I grew up on a farm in a rural community in Indiana.
The high school I went to had been consolidated from several small town schools in the area, so almost all students were bused in being picked up from houses which were widespread. Even though our house was only about 15 miles from the school, it took about an hour for the daily commute. Pretty much all students get their driver’s license as soon as possible so that they don’t have to go through this lengthy process every day.
My younger brother is mentally handicapped so was unable to get his license at the same time all of his friends did, but my parents didn’t want him to miss out, so they allowed him to drive an off-road utility vehicle, best described as a large golf-cart, to school every day. The brand was Cushman, but I have no idea of the model. He probably had a longer commute than if he rode the bus, but my brother loved the independence.

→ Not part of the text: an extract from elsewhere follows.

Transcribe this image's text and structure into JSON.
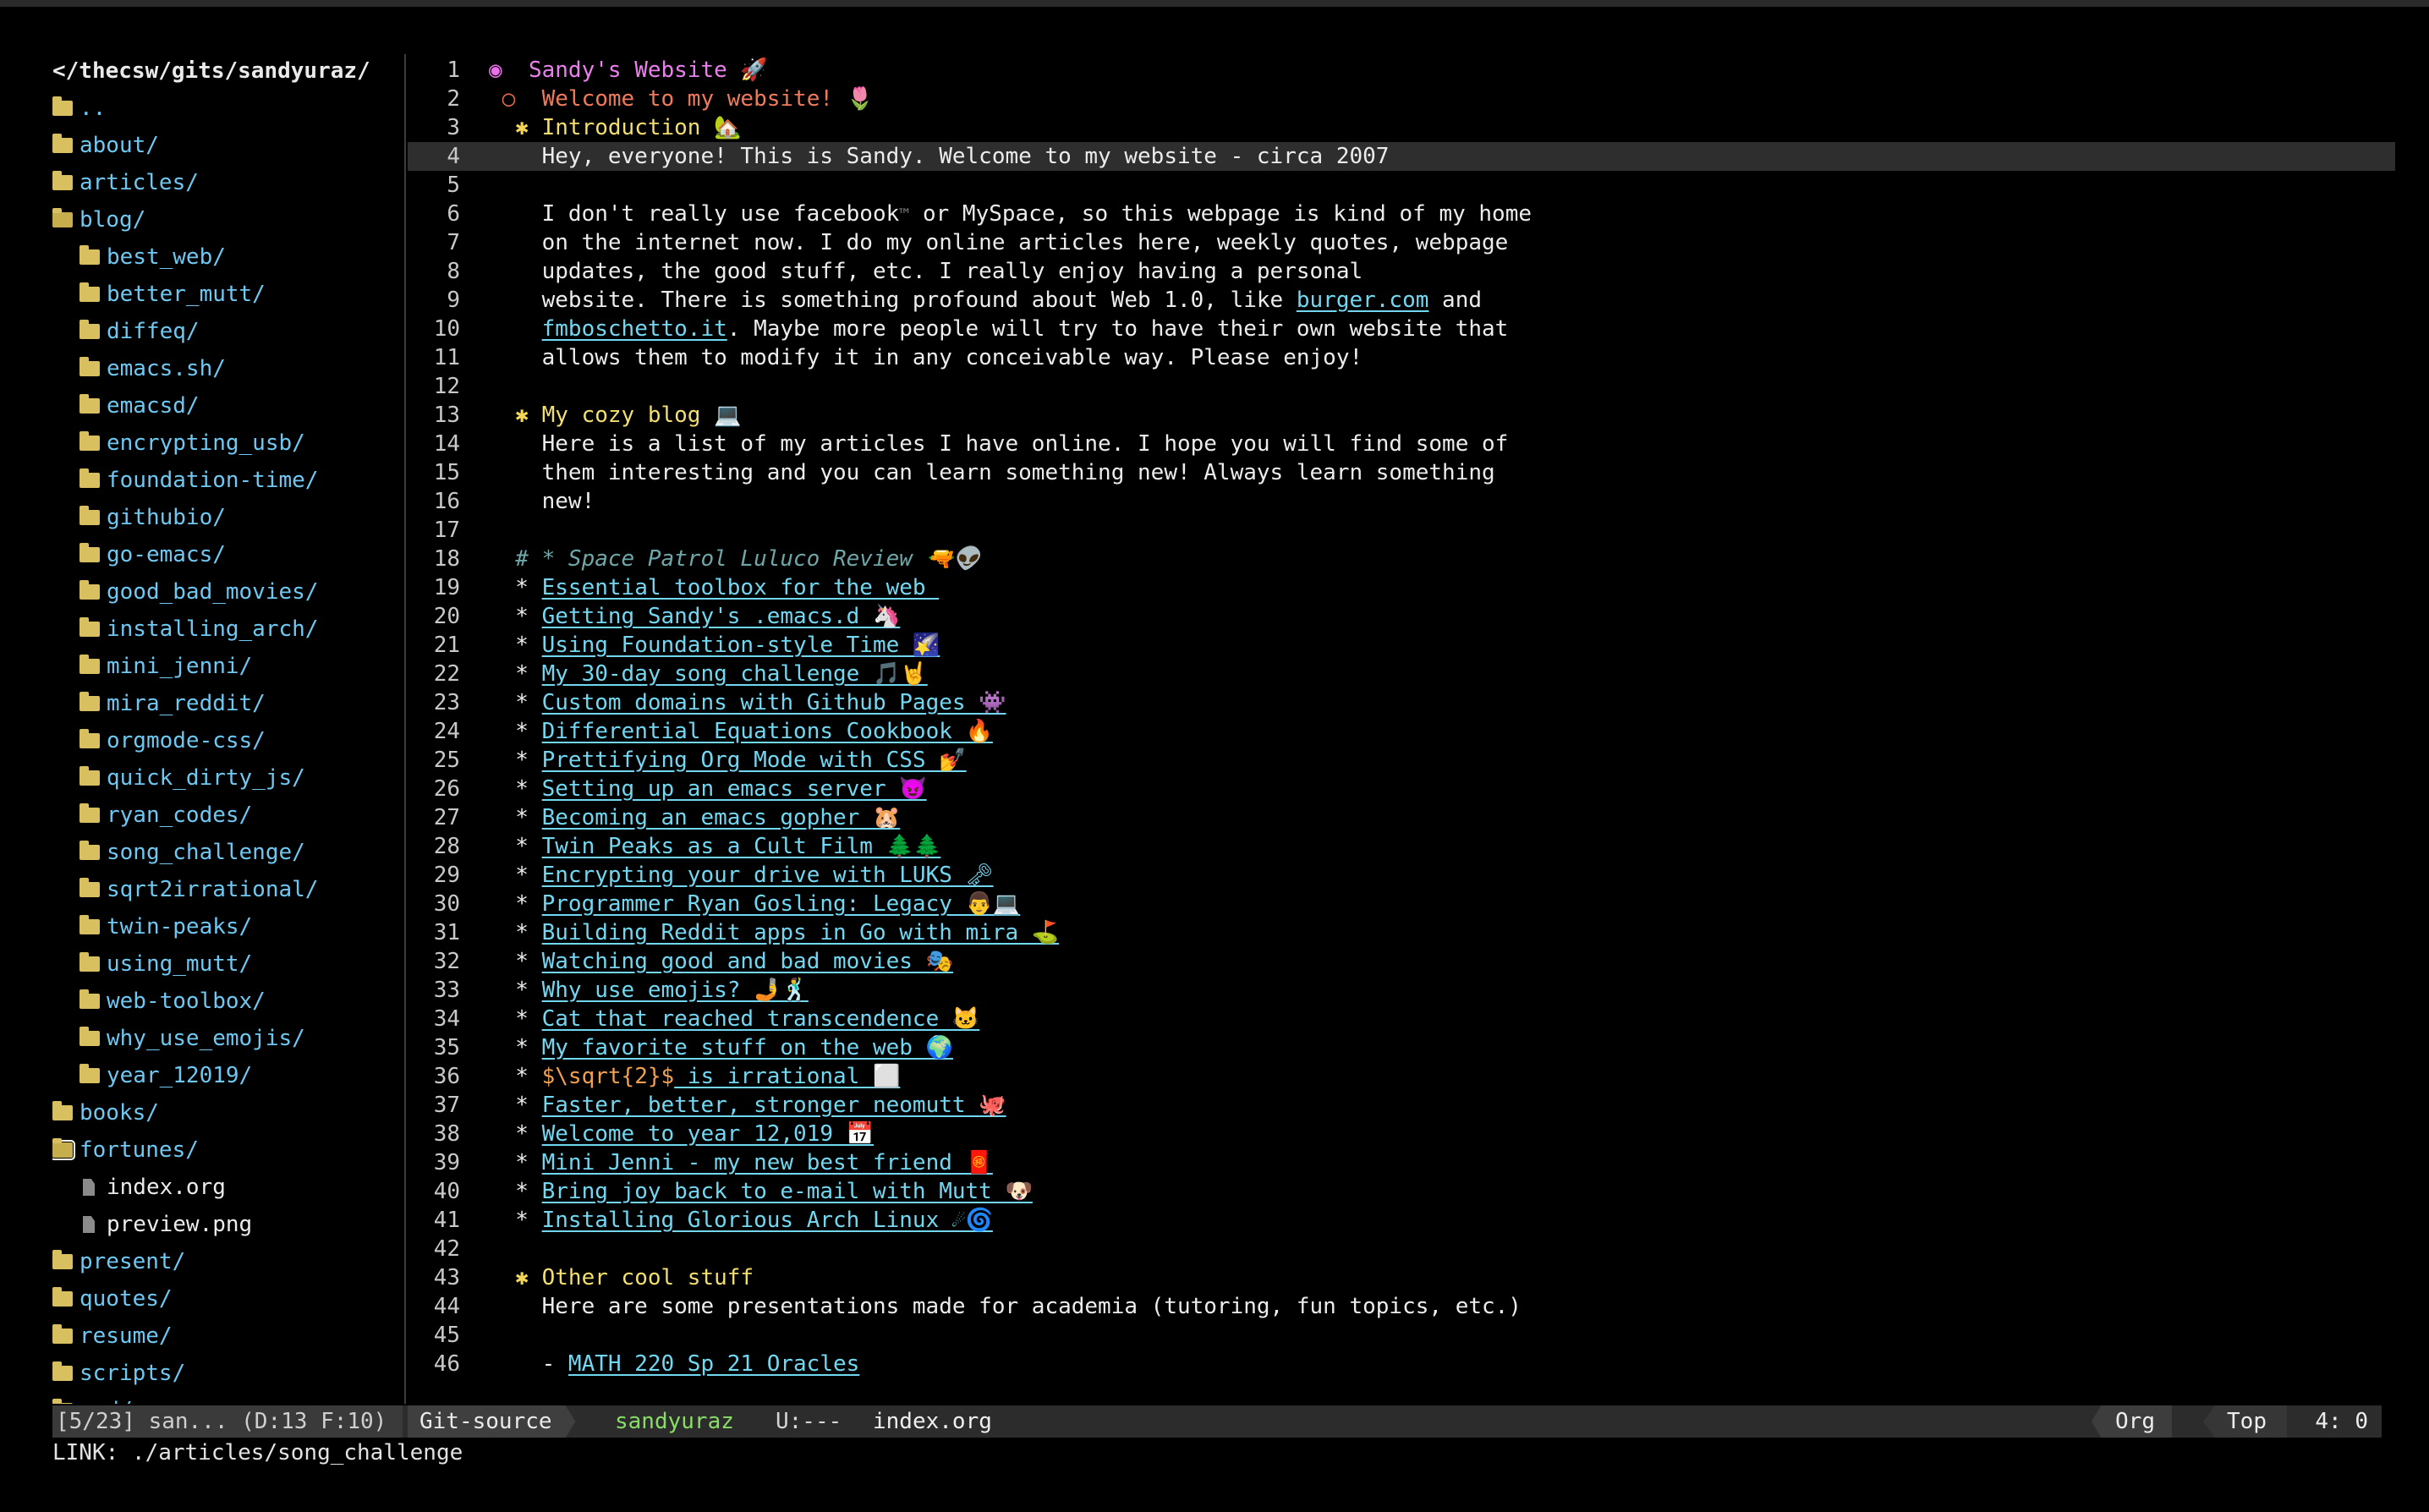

He also had problems with the combination padlocks on the lockers, so the school allowed him to use a padlock which takes a key. This is a very rural area where no one locks their doors, so the only two keys that my brother ever carried were the key to his locker and the key to his Cushman. He was unlocking his locker one morning, and realized that he had accidentally gotten the two keys mixed up, but was surprised to find that both keys were completely interchangeable. His Cushman key could unlock his locker and vice versa. What are the odds that the only two locks in the world that my brother needed to use took the exact same key?
Below would be the extended notes provided by Barbara Drescher for use in Skepticality Episode 204. But as you may know from the podcast, the most Barbara could share is that she’s had a similar experience. This one’s just too tricky, and requires too much specialized knowledge, for her to assist.
So that’s where you, our faithful, generous, and brilliant readers/listeners come in. Do you know anything about the elements of this story that could help us solve this question? Are you, perhaps, a Cushman enthusiast? A locksmith? A trivia know-it-all who found a Cushman manual in a library and read it front to back in hopes that one day a Jeopardy answer would hang in the balance? Whatever the case, if you’ve got info, we want it. Please comment below the story and let us know what you think we need to know. There will be fame and fortune in it for you. Also, probably neither of those things.